### How to complete this task
Count every line below that contains "Время", then give that count and nothing else.

### Data for processing
···

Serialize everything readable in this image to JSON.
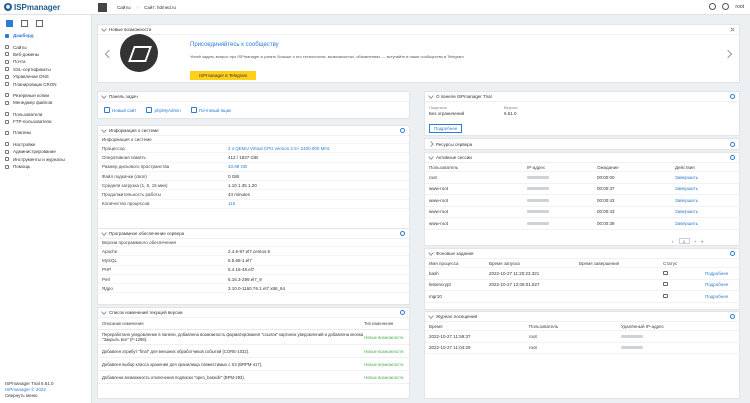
{
  "brand": "ISPmanager",
  "breadcrumb": [
    "Сайты",
    "Сайт: hdmed.ru"
  ],
  "user": "root",
  "sidebar": {
    "active": "Дашборд",
    "items": [
      "Дашборд",
      "Сайты",
      "Веб-домены",
      "Почта",
      "SSL-сертификаты",
      "Управление DNS",
      "Планировщик CRON",
      "Резервные копии",
      "Менеджер файлов",
      "Пользователи",
      "FTP-пользователи",
      "Плагины",
      "Настройки",
      "Администрирование",
      "Инструменты и журналы",
      "Помощь"
    ],
    "footer": [
      "ISPmanager Trial 6.61.0",
      "ISPmanager © 2022",
      "Свернуть меню"
    ]
  },
  "news": {
    "title": "Новые возможности",
    "heading": "Присоединяйтесь к сообществу",
    "body": "Успей задать вопрос про ISPmanager и узнать больше о его технологиях, возможностях, обновлениях — вступайте в наше сообщество в Telegram",
    "button": "ISPmanager в Telegram"
  },
  "quick": {
    "title": "Панель задач",
    "links": [
      "Новый сайт",
      "phpMyAdmin",
      "Почтовый ящик"
    ]
  },
  "sysinfo": {
    "title": "Информация о системе",
    "subtitle": "Информация о системе",
    "rows": [
      [
        "Процессор",
        "2 x QEMU Virtual CPU version 2.5+ 2400.000 MHz"
      ],
      [
        "Оперативная память",
        "412 / 1837 GiB"
      ],
      [
        "Размер дискового пространства",
        "10.98 GB"
      ],
      [
        "Файл подкачки (своп)",
        "0 GiB"
      ],
      [
        "Средняя загрузка (1, 5, 15 мин)",
        "1.10 1.35 1.20"
      ],
      [
        "Продолжительность работы",
        "44 minutes"
      ],
      [
        "Количество процессов",
        "115"
      ]
    ]
  },
  "software": {
    "title": "Программное обеспечение сервера",
    "subtitle": "Версии программного обеспечения",
    "rows": [
      [
        "Apache",
        "2.4.6-97.el7.centos.5"
      ],
      [
        "MySQL",
        "5.5.68-1.el7"
      ],
      [
        "PHP",
        "5.4.16-48.el7"
      ],
      [
        "Perl",
        "5.16.3-299.el7_9"
      ],
      [
        "Ядро",
        "3.10.0-1160.76.1.el7.x86_64"
      ]
    ]
  },
  "changes": {
    "title": "Список изменений текущей версии",
    "col_desc": "Описание изменения",
    "col_type": "Тип изменения",
    "rows": [
      [
        "Переработано уведомление в панели, добавлена возможность форматирования \"ссылок\" картинок уведомлений и добавлена кнопка \"Закрыть все\" (F-1298).",
        "Новые возможности"
      ],
      [
        "Добавлен атрибут \"final\" для внешних обработчиков событий (CORE-1032).",
        "Новые возможности"
      ],
      [
        "Добавлен выбор класса хранения для хранилища совместимых с S3 (BRPM-417).",
        "Новые возможности"
      ],
      [
        "Добавлена возможность отключения подписки \"open_basedir\" (BPM-293).",
        "Новые возможности"
      ]
    ]
  },
  "about": {
    "title": "О панели ISPmanager Trial",
    "lic_label": "Лицензия",
    "ver_label": "Версия",
    "lic": "Без ограничений",
    "ver": "6.61.0",
    "btn": "Подробнее"
  },
  "resources": {
    "title": "Ресурсы сервера"
  },
  "sessions": {
    "title": "Активные сессии",
    "cols": [
      "Пользователь",
      "IP-адрес",
      "Ожидание",
      "Действия"
    ],
    "rows": [
      [
        "root",
        "",
        "00:00:00",
        "Завершить"
      ],
      [
        "www-root",
        "",
        "00:00:37",
        "Завершить"
      ],
      [
        "www-root",
        "",
        "00:00:43",
        "Завершить"
      ],
      [
        "www-root",
        "",
        "00:00:43",
        "Завершить"
      ],
      [
        "www-root",
        "",
        "00:00:39",
        "Завершить"
      ]
    ],
    "page": "1"
  },
  "bg": {
    "title": "Фоновые задания",
    "cols": [
      "Имя процесса",
      "Время запуска",
      "Время завершения",
      "Статус",
      ""
    ],
    "rows": [
      [
        "bash",
        "2022-10-27 11:20:23.321",
        "",
        "",
        "Подробнее"
      ],
      [
        "letsencrypt",
        "2022-10-27 12:08:01.827",
        "",
        "",
        "Подробнее"
      ],
      [
        "mgr10",
        "",
        "",
        "",
        "Подробнее"
      ]
    ]
  },
  "log": {
    "title": "Журнал посещений",
    "cols": [
      "Время",
      "Пользователь",
      "Удалённый IP-адрес"
    ],
    "rows": [
      [
        "2022-10-27 11:59:37",
        "root",
        ""
      ],
      [
        "2022-10-27 11:04:29",
        "root",
        ""
      ]
    ]
  }
}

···

### Final answer
3